Galápagos takes the reader back one million years, to A.D. 1986. A simple vacation cruise suddenly becomes an evolutionary journey. Thanks to an apocalypse, a small group of survivors stranded on the Galápagos Islands are about to become the progenitors of a brave, new, and totally different human race. In this inimitable novel, America’s master satirist looks at our world and shows us all that is sadly, madly awry—and all that is worth saving.
- Original Title Galápagos
- ISBN0385333870 (ISBN13: 9780385333870)
- Edition Language EnglishCharacters Kilgore Trout, Leon Trotsky Trout, James Wait, Andrew MacIntosh
- Setting Ecuador
- John W. Campbell Memorial Award Nominee for Best Science Fiction Novel (1986)
Instead of my normal review that I would do for my classic science fiction post I write every month, I am going to post a bit about why this book is important to me and my favorite book.
I posted this on There’s Something About KM last month.
Often remarkable things happen at the most inopportune times. I found my favorite book by my favorite author wandering around a bookstore after our car broke down somewhere in Nowheresville, California. I knew of this author, anyone worth science fiction fan cred knows of Vonnegut, but what I didn’t realize is that he wrote a little-known book named Galápagos. The book that I discovered was a hardback first edition signed copy just forlornly sitting on a shelf. This book was practically begging the right person to buy it and make it an integral part of their lives. And, that person on that day happened to be me. That’s what favorite books do. They become a part of your heart at the weirdest times, and if you believe in souls, they become part of that too. They help make up the fabric of the person that you eventually want to become.
I held the book to my chest, I opened up the front cover and got a whiff of pure nostalgia blown into my face. The book smell is a heady thing. I rubbed my finger along its gold pages, and I would not have been at all surprised at the spotlight from on high shining down on me while the rest of the bookstore darkened. I knew at that moment that this book, “Galapagos,” would become apart me.
I parted with my hard earned 80 dollars, took it home and poured through it like it held the meaning of life for me. It might have been the moment, or the time in my life, or the fact that our car just broke down. Whatever it was, at that moment it was my holy grail, my magic wand, and door to Narnia all wrapped up in brilliant, sarcastic wit and imagery from one of the greatest writers that science fiction had ever seen. Yaaaas! My inner fangirl in me yelled.

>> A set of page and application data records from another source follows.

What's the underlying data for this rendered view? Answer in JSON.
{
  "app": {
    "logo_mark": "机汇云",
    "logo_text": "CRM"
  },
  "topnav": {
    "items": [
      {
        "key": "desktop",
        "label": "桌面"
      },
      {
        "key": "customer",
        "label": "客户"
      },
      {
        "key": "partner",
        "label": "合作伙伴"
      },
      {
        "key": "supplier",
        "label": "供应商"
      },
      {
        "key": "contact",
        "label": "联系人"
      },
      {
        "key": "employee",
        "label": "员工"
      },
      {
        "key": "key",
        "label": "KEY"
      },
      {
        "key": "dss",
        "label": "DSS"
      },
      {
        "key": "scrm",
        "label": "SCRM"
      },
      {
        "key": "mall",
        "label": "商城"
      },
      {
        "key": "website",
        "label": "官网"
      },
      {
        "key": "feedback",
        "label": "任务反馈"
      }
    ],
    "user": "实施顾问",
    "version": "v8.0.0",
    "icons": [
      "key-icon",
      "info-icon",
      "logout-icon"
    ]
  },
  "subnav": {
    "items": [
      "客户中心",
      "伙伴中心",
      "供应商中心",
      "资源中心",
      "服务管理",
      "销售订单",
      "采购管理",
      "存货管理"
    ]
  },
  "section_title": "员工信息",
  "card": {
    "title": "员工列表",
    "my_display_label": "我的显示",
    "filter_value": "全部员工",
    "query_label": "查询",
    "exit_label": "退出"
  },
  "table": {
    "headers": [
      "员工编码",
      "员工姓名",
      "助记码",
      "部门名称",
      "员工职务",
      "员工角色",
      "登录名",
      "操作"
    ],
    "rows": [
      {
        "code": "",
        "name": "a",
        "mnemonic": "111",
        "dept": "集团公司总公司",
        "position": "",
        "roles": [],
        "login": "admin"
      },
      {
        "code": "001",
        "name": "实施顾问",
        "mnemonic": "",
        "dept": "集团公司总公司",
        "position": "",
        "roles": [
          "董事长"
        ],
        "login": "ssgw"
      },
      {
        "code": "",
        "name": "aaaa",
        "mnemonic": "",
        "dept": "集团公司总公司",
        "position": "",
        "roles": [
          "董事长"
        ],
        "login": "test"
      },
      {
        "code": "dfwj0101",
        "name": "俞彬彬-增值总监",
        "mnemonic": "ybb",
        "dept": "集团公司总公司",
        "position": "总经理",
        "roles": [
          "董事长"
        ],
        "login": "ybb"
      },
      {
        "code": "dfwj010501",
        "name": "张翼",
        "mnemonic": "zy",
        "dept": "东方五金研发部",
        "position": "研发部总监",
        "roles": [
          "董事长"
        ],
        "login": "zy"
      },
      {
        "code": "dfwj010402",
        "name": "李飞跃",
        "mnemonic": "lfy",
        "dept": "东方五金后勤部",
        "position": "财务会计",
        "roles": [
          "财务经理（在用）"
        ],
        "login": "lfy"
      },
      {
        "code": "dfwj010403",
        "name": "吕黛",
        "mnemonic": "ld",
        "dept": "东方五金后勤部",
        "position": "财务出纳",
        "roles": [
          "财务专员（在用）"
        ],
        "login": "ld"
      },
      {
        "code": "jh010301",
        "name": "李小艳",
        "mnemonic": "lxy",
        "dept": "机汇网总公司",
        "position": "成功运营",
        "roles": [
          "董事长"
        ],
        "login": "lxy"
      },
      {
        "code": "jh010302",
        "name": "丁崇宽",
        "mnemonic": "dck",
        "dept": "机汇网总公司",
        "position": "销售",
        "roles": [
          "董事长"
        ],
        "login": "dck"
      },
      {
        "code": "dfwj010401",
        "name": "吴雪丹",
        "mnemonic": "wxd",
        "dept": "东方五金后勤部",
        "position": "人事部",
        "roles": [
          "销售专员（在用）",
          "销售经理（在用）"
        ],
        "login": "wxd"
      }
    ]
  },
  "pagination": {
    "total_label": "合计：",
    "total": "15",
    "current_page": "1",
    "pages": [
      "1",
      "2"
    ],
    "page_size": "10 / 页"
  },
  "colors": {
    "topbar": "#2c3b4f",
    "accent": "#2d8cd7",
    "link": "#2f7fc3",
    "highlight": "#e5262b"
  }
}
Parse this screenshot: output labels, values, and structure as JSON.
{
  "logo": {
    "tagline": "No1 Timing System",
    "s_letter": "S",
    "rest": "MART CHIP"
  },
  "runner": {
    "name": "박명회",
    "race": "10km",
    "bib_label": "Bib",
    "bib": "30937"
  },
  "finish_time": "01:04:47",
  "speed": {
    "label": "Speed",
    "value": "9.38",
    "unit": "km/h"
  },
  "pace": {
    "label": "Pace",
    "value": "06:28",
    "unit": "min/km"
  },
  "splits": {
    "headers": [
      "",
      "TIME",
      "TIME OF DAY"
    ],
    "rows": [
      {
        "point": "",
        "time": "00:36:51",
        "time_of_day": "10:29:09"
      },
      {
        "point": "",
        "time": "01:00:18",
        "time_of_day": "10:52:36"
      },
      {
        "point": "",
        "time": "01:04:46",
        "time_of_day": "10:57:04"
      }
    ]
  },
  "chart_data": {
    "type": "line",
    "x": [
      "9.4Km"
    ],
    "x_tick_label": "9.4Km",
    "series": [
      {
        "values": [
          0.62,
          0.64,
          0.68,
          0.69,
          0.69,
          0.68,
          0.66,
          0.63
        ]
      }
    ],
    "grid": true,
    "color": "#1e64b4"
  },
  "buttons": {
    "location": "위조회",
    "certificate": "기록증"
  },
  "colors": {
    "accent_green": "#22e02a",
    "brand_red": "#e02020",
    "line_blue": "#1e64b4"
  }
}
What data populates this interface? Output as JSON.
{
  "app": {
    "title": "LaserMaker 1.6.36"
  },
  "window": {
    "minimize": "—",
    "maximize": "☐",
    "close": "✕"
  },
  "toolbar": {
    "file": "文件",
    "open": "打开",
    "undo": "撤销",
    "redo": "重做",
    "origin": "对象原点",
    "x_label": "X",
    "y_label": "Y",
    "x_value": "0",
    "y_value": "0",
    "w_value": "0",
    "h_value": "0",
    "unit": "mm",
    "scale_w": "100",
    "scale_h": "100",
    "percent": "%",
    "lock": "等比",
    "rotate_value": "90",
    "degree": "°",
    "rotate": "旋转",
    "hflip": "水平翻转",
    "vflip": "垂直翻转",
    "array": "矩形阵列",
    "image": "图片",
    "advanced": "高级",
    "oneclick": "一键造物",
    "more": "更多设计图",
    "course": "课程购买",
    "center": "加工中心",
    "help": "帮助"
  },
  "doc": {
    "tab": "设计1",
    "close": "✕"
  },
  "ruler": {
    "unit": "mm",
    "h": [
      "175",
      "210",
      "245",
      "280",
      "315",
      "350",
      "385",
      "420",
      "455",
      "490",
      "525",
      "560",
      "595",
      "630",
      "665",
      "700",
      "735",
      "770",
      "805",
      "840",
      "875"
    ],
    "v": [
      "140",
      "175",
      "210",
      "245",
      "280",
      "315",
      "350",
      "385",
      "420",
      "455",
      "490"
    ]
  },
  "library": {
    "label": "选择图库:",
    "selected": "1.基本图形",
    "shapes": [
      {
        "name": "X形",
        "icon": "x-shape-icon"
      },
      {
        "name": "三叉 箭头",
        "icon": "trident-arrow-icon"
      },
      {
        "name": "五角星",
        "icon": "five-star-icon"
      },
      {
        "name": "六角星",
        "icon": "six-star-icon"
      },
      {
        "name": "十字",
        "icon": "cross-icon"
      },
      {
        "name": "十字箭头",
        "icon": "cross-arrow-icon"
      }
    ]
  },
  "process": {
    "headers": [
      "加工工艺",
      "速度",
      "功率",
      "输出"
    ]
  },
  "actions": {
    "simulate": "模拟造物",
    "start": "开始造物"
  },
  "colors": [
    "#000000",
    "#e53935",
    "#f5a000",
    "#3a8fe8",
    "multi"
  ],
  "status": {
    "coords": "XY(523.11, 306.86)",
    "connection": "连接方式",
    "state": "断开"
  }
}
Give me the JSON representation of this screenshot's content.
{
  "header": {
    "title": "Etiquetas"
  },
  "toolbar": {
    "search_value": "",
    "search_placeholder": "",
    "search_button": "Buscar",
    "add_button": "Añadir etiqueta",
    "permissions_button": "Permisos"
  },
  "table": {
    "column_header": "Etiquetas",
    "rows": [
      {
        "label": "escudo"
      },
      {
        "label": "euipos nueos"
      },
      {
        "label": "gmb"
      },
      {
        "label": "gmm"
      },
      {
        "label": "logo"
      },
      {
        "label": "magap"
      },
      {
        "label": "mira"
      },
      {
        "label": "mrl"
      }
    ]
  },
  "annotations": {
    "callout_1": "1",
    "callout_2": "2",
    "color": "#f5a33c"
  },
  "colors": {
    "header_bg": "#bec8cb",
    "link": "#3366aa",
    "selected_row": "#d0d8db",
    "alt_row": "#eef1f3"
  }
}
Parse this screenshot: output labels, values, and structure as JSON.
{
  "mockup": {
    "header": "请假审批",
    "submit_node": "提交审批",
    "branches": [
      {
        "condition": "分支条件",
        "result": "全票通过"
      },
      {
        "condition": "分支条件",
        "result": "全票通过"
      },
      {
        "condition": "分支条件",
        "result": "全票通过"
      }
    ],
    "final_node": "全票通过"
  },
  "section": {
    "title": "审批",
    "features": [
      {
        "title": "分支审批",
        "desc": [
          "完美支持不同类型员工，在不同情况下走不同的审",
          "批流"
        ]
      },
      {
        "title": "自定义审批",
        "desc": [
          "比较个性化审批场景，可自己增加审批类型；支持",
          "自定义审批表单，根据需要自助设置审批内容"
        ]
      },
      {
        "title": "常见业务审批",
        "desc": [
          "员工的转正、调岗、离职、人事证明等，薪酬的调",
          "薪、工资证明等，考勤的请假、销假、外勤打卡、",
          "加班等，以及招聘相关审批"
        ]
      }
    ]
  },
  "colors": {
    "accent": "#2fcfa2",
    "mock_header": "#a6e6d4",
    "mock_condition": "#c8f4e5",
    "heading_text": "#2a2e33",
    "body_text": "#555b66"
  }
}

If you nothing about Galapagos, just know that it is a weird, weird book. Like, Vonnegut was doing mushrooms and had watched FOX news weird. The premise “takes the reader back one million years, to A.D. 1986. A simple vacation cruise suddenly becomes an evolutionary journey. Thanks to an apocalypse, a small group of survivors stranded on the Galápagos Islands are about to become the progenitors of a brave, new, and totally different human race.” It is so weird and so strange that on days when I feel bizarre ennui with my life and with the human race, in general, I know that Vonnegut thought we could evolve into Manatees. And, that is what makes me smile, and I can go about my day. If you want a laugh, or maybe a moment of fresh air from a long forgotten science fiction novel try
Perhaps it will affect you as much as it did me.